The Czech Republic surprised defending champion Finland 2-1 in their opener on Monday night. Michael Spacek scored the winner with 1:18 remaining.
“It was a good feeling,” said Spacek. “This goal is special in my career.”
Daniel Krenzelok had the other goal for the Czechs, who sang as they came off the ice. Joona Luoto replied for the Finns.
“Everybody was disappointed,” said Finland’s Eeli Tolvanen. “We wanted to win the first game and get more confidence. We just have to keep going.”
The Czechs haven’t won any U20 medals since 2005’s bronze in Grand Forks, North Dakota. They finished fifth last year under coach Jakub Petr, who’s returned for 2017.
Finland, which beat Russia in overtime in last year’s final in Helsinki, is looking for its third gold medal in four years. Finland also topped host Sweden in overtime in the 2014 final in Malmo.
“We can still win this tournament,” said Finnish captain Olli Juolevi, a tournament all-star last year with nine points. “We haven’t lost anything, kind of. It’s just one game, and we have to be ready to play tomorrow against Denmark.”
The Czechs, whose average age is 19 to Finland’s 18, outshot their opponents 30-23.

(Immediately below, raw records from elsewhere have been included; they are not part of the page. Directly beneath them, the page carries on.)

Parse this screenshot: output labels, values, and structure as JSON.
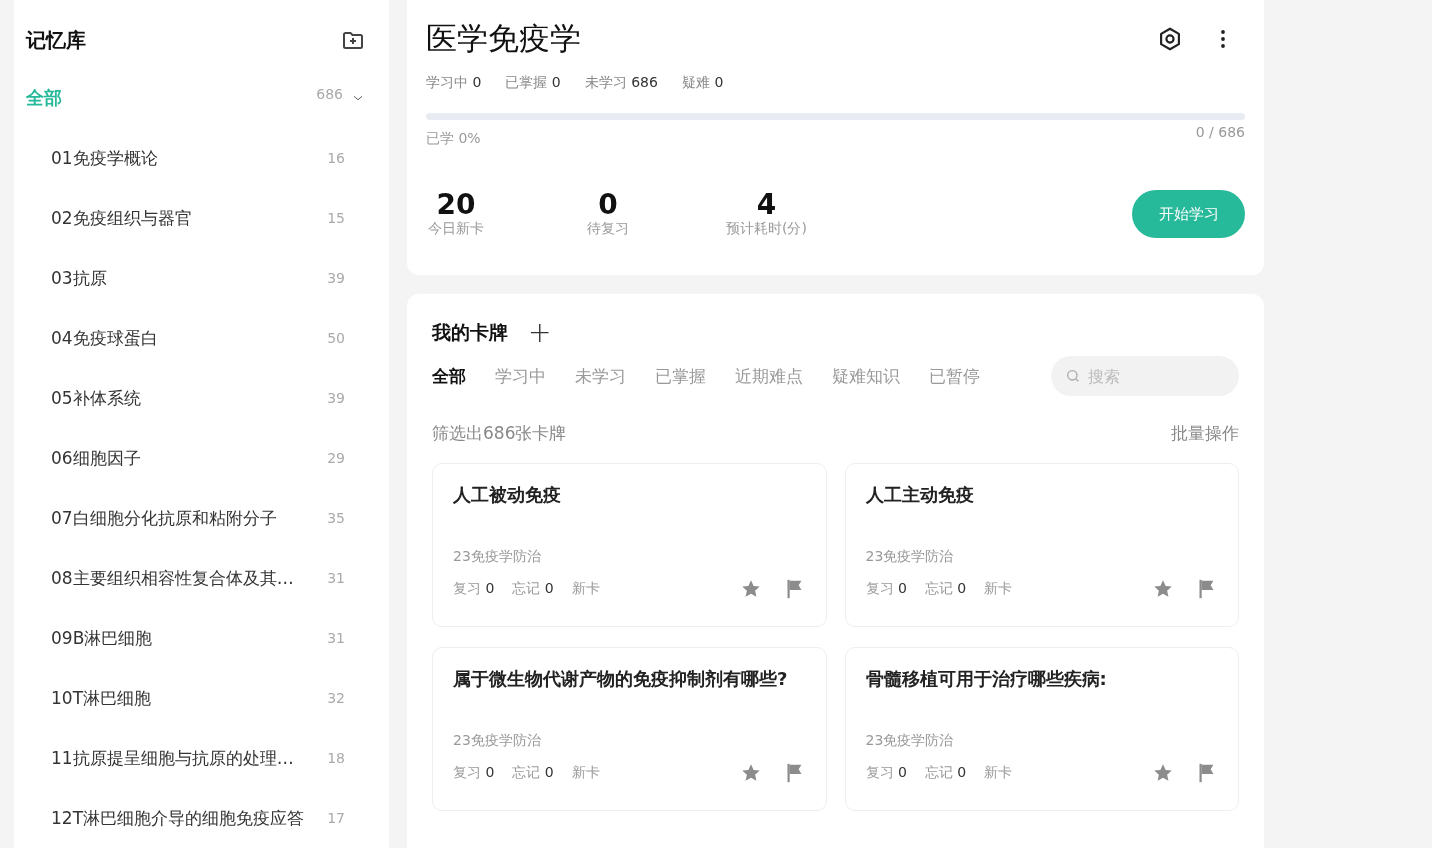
{
  "sidebar": {
    "title": "记忆库",
    "all": {
      "label": "全部",
      "count": "686",
      "selected": true,
      "expanded": true
    },
    "items": [
      {
        "name": "01免疫学概论",
        "count": "16",
        "selected": false
      },
      {
        "name": "02免疫组织与器官",
        "count": "15",
        "selected": false
      },
      {
        "name": "03抗原",
        "count": "39",
        "selected": false
      },
      {
        "name": "04免疫球蛋白",
        "count": "50",
        "selected": false
      },
      {
        "name": "05补体系统",
        "count": "39",
        "selected": false
      },
      {
        "name": "06细胞因子",
        "count": "29",
        "selected": false
      },
      {
        "name": "07白细胞分化抗原和粘附分子",
        "count": "35",
        "selected": false
      },
      {
        "name": "08主要组织相容性复合体及其…",
        "count": "31",
        "selected": false
      },
      {
        "name": "09B淋巴细胞",
        "count": "31",
        "selected": false
      },
      {
        "name": "10T淋巴细胞",
        "count": "32",
        "selected": false
      },
      {
        "name": "11抗原提呈细胞与抗原的处理…",
        "count": "18",
        "selected": false
      },
      {
        "name": "12T淋巴细胞介导的细胞免疫应答",
        "count": "17",
        "selected": false
      }
    ]
  },
  "deck": {
    "title": "医学免疫学",
    "stats": [
      {
        "label": "学习中",
        "value": "0"
      },
      {
        "label": "已掌握",
        "value": "0"
      },
      {
        "label": "未学习",
        "value": "686"
      },
      {
        "label": "疑难",
        "value": "0"
      }
    ],
    "progress": {
      "level": 0,
      "label": "已学 0%",
      "reading": "0 / 686"
    },
    "summary": [
      {
        "value": "20",
        "label": "今日新卡"
      },
      {
        "value": "0",
        "label": "待复习"
      },
      {
        "value": "4",
        "label": "预计耗时(分)"
      }
    ],
    "start_button": "开始学习"
  },
  "cards_panel": {
    "title": "我的卡牌",
    "add": "+",
    "tabs": [
      {
        "label": "全部",
        "selected": true
      },
      {
        "label": "学习中",
        "selected": false
      },
      {
        "label": "未学习",
        "selected": false
      },
      {
        "label": "已掌握",
        "selected": false
      },
      {
        "label": "近期难点",
        "selected": false
      },
      {
        "label": "疑难知识",
        "selected": false
      },
      {
        "label": "已暂停",
        "selected": false
      }
    ],
    "search": {
      "placeholder": "搜索"
    },
    "filter_text": "筛选出686张卡牌",
    "bulk_action": "批量操作",
    "cards": [
      {
        "title": "人工被动免疫",
        "deck": "23免疫学防治",
        "review_label": "复习",
        "review": "0",
        "forget_label": "忘记",
        "forget": "0",
        "status": "新卡",
        "starred": false,
        "flagged": false
      },
      {
        "title": "人工主动免疫",
        "deck": "23免疫学防治",
        "review_label": "复习",
        "review": "0",
        "forget_label": "忘记",
        "forget": "0",
        "status": "新卡",
        "starred": false,
        "flagged": false
      },
      {
        "title": "属于微生物代谢产物的免疫抑制剂有哪些?",
        "deck": "23免疫学防治",
        "review_label": "复习",
        "review": "0",
        "forget_label": "忘记",
        "forget": "0",
        "status": "新卡",
        "starred": false,
        "flagged": false
      },
      {
        "title": "骨髓移植可用于治疗哪些疾病:",
        "deck": "23免疫学防治",
        "review_label": "复习",
        "review": "0",
        "forget_label": "忘记",
        "forget": "0",
        "status": "新卡",
        "starred": false,
        "flagged": false
      }
    ]
  }
}
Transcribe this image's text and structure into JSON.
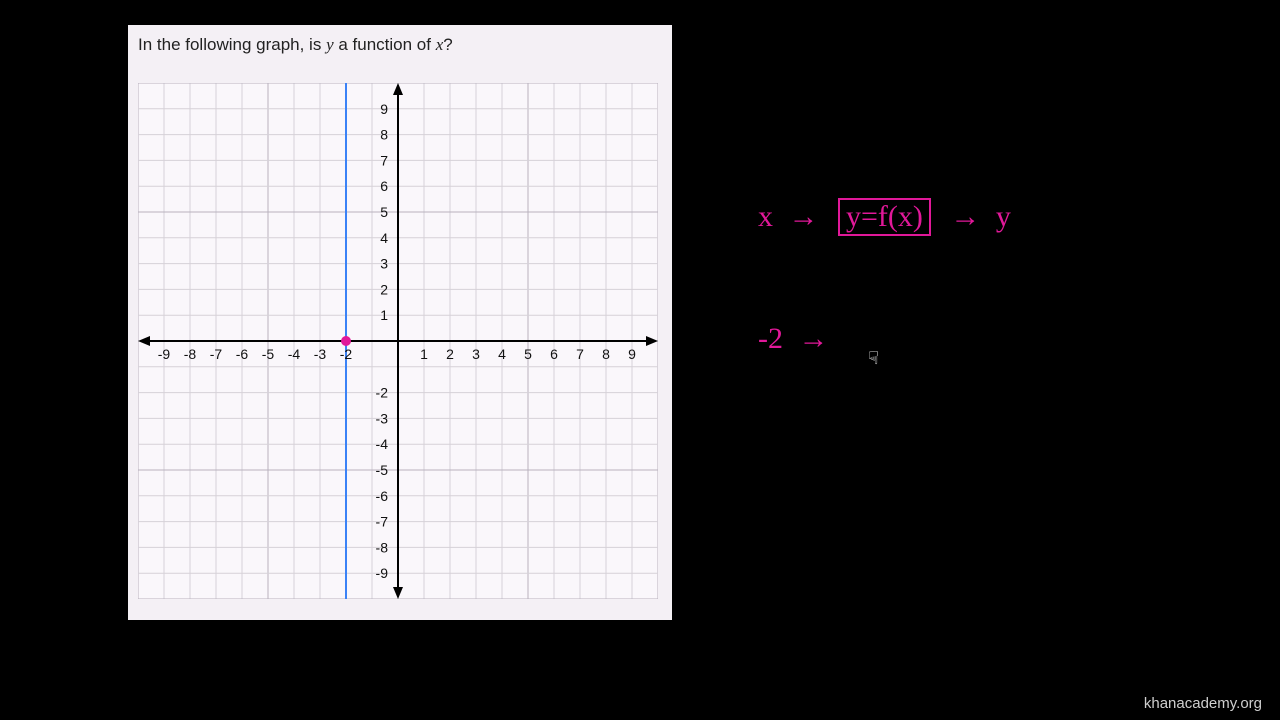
{
  "question": {
    "prefix": "In the following graph, is ",
    "var1": "y",
    "mid": " a function of ",
    "var2": "x",
    "suffix": "?"
  },
  "chart_data": {
    "type": "line",
    "title": "",
    "xlabel": "",
    "ylabel": "",
    "xlim": [
      -10,
      10
    ],
    "ylim": [
      -10,
      10
    ],
    "xticks": [
      -9,
      -8,
      -7,
      -6,
      -5,
      -4,
      -3,
      -2,
      1,
      2,
      3,
      4,
      5,
      6,
      7,
      8,
      9
    ],
    "yticks": [
      9,
      8,
      7,
      6,
      5,
      4,
      3,
      2,
      1,
      -2,
      -3,
      -4,
      -5,
      -6,
      -7,
      -8,
      -9
    ],
    "grid": true,
    "series": [
      {
        "name": "vertical-line",
        "type": "vertical",
        "x": -2,
        "note": "x = -2, all y"
      }
    ],
    "points": [
      {
        "x": -2,
        "y": 0,
        "label": "(-2,0)"
      }
    ]
  },
  "annotations": {
    "fn_x": "x",
    "fn_box": "y=f(x)",
    "fn_y": "y",
    "ex_in": "-2"
  },
  "attribution": "khanacademy.org",
  "cursor_glyph": "☟"
}
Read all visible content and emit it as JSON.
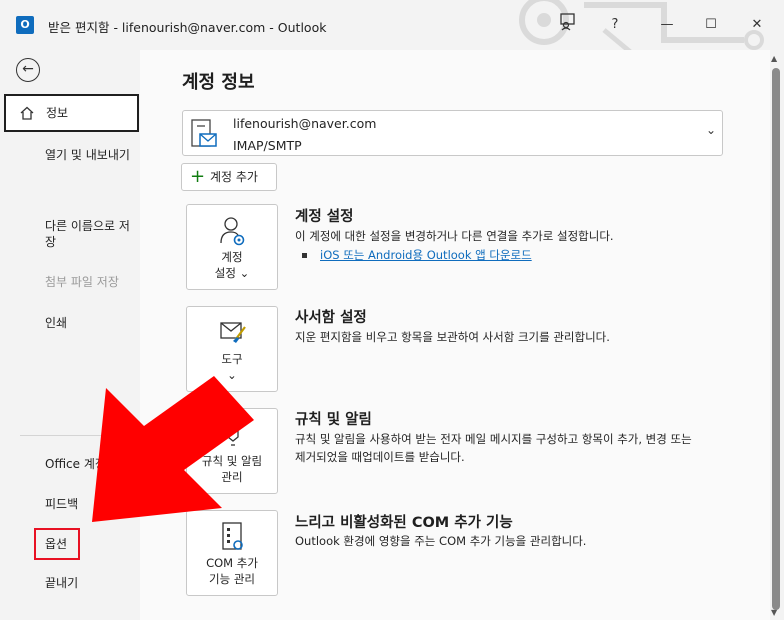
{
  "window": {
    "app_logo": "O",
    "title": "받은 편지함 - lifenourish@naver.com  -  Outlook",
    "icons": [
      "outlook-logo-icon",
      "coauthor-icon",
      "help-icon",
      "minimize-icon",
      "maximize-icon",
      "close-icon"
    ],
    "help": "?",
    "minimize": "—",
    "maximize": "☐",
    "close": "✕"
  },
  "sidebar": {
    "back_glyph": "←",
    "items": [
      {
        "label": "정보",
        "selected": true
      },
      {
        "label": "열기 및 내보내기"
      },
      {
        "label": "다른 이름으로 저장"
      },
      {
        "label": "첨부 파일 저장",
        "disabled": true
      },
      {
        "label": "인쇄"
      },
      {
        "label": "Office 계정"
      },
      {
        "label": "피드백"
      },
      {
        "label": "옵션",
        "highlighted": true
      },
      {
        "label": "끝내기"
      }
    ]
  },
  "main": {
    "heading": "계정 정보",
    "account": {
      "email": "lifenourish@naver.com",
      "type": "IMAP/SMTP",
      "chevron": "⌄"
    },
    "add_account": {
      "plus": "+",
      "label": "계정 추가"
    },
    "sections": [
      {
        "card_line1": "계정",
        "card_line2": "설정 ⌄",
        "title": "계정 설정",
        "desc": "이 계정에 대한 설정을 변경하거나 다른 연결을 추가로 설정합니다.",
        "link": "iOS 또는 Android용 Outlook 앱 다운로드"
      },
      {
        "card_line1": "도구",
        "card_line2": "⌄",
        "title": "사서함 설정",
        "desc": "지운 편지함을 비우고 항목을 보관하여 사서함 크기를 관리합니다."
      },
      {
        "card_line1": "규칙 및 알림",
        "card_line2": "관리",
        "title": "규칙 및 알림",
        "desc": "규칙 및 알림을 사용하여 받는 전자 메일 메시지를 구성하고 항목이 추가, 변경 또는 제거되었을 때업데이트를 받습니다."
      },
      {
        "card_line1": "COM 추가",
        "card_line2": "기능 관리",
        "title": "느리고 비활성화된 COM 추가 기능",
        "desc": "Outlook 환경에 영향을 주는 COM 추가 기능을 관리합니다."
      }
    ]
  },
  "annotation": {
    "arrow_color": "#ff0000",
    "box_color": "#e81123"
  },
  "colors": {
    "accent": "#0f6cbd",
    "green": "#107c10"
  }
}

Named Finland’s Player of the Game, Vehvilainen probably deserved a better fate. He is most noted for his superb 60-save performance in a 2-1 overtime loss to the United States in the final of the 2015 IIHF Ice Hockey U18 World Championship. The Jyvaskyla native was Finland’s starter at the World Juniors, but was replaced by Kaapo Kahkonen in the quarter-final against Canada and never got the net back.
Last year, Finland edged the Czechs 5-4 in a strange run-and-gun affair. This game in Montreal was much tighter.